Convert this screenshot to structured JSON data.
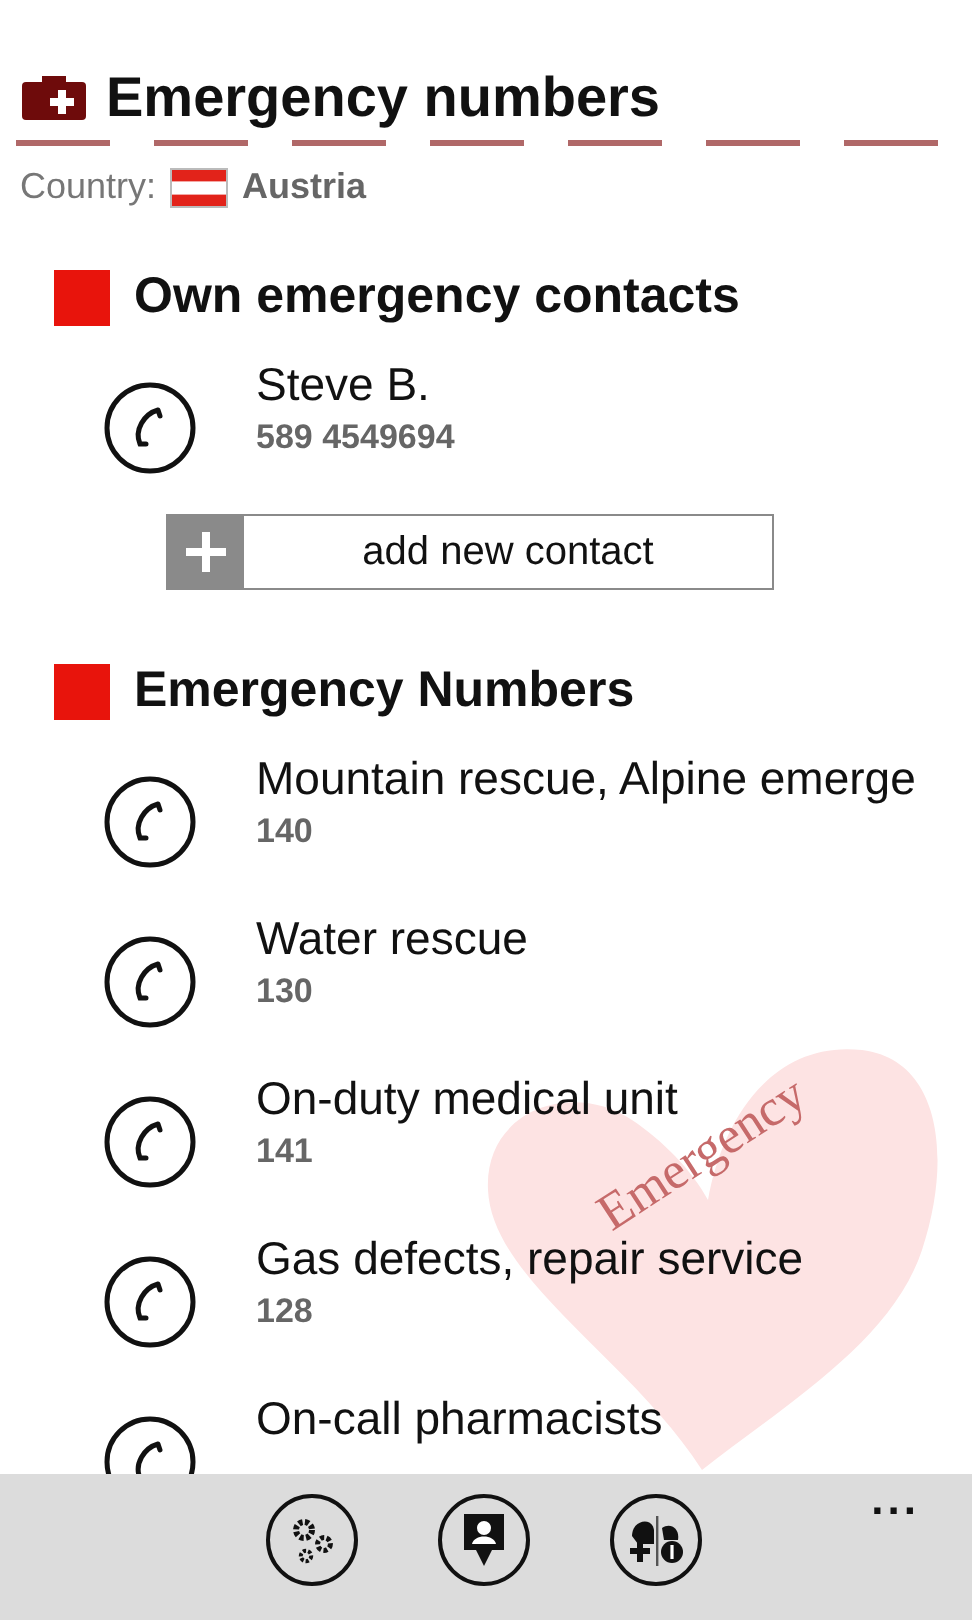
{
  "header": {
    "title": "Emergency numbers",
    "country_label": "Country:",
    "country": "Austria"
  },
  "sections": [
    {
      "title": "Own emergency contacts",
      "color": "#e8140c",
      "items": [
        {
          "name": "Steve B.",
          "number": "589 4549694"
        }
      ],
      "add_button": "add new contact"
    },
    {
      "title": "Emergency Numbers",
      "color": "#e8140c",
      "items": [
        {
          "name": "Mountain rescue, Alpine emerge",
          "number": "140"
        },
        {
          "name": "Water rescue",
          "number": "130"
        },
        {
          "name": "On-duty medical unit",
          "number": "141"
        },
        {
          "name": "Gas defects, repair service",
          "number": "128"
        },
        {
          "name": "On-call pharmacists"
        }
      ]
    }
  ],
  "watermark": {
    "text": "Emergency"
  },
  "app_bar": {
    "buttons": [
      {
        "kind": "settings"
      },
      {
        "kind": "contact"
      },
      {
        "kind": "services"
      }
    ],
    "more": "..."
  }
}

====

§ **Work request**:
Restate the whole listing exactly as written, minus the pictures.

§ **Exercise solution**:
Convert this screenshot to structured JSON data.
{
  "header": {
    "title": "Emergency numbers",
    "country_label": "Country:",
    "country": "Austria"
  },
  "sections": [
    {
      "title": "Own emergency contacts",
      "color": "#e8140c",
      "items": [
        {
          "name": "Steve B.",
          "number": "589 4549694"
        }
      ],
      "add_button": "add new contact"
    },
    {
      "title": "Emergency Numbers",
      "color": "#e8140c",
      "items": [
        {
          "name": "Mountain rescue, Alpine emerge",
          "number": "140"
        },
        {
          "name": "Water rescue",
          "number": "130"
        },
        {
          "name": "On-duty medical unit",
          "number": "141"
        },
        {
          "name": "Gas defects, repair service",
          "number": "128"
        },
        {
          "name": "On-call pharmacists"
        }
      ]
    }
  ],
  "watermark": {
    "text": "Emergency"
  },
  "app_bar": {
    "buttons": [
      {
        "kind": "settings"
      },
      {
        "kind": "contact"
      },
      {
        "kind": "services"
      }
    ],
    "more": "..."
  }
}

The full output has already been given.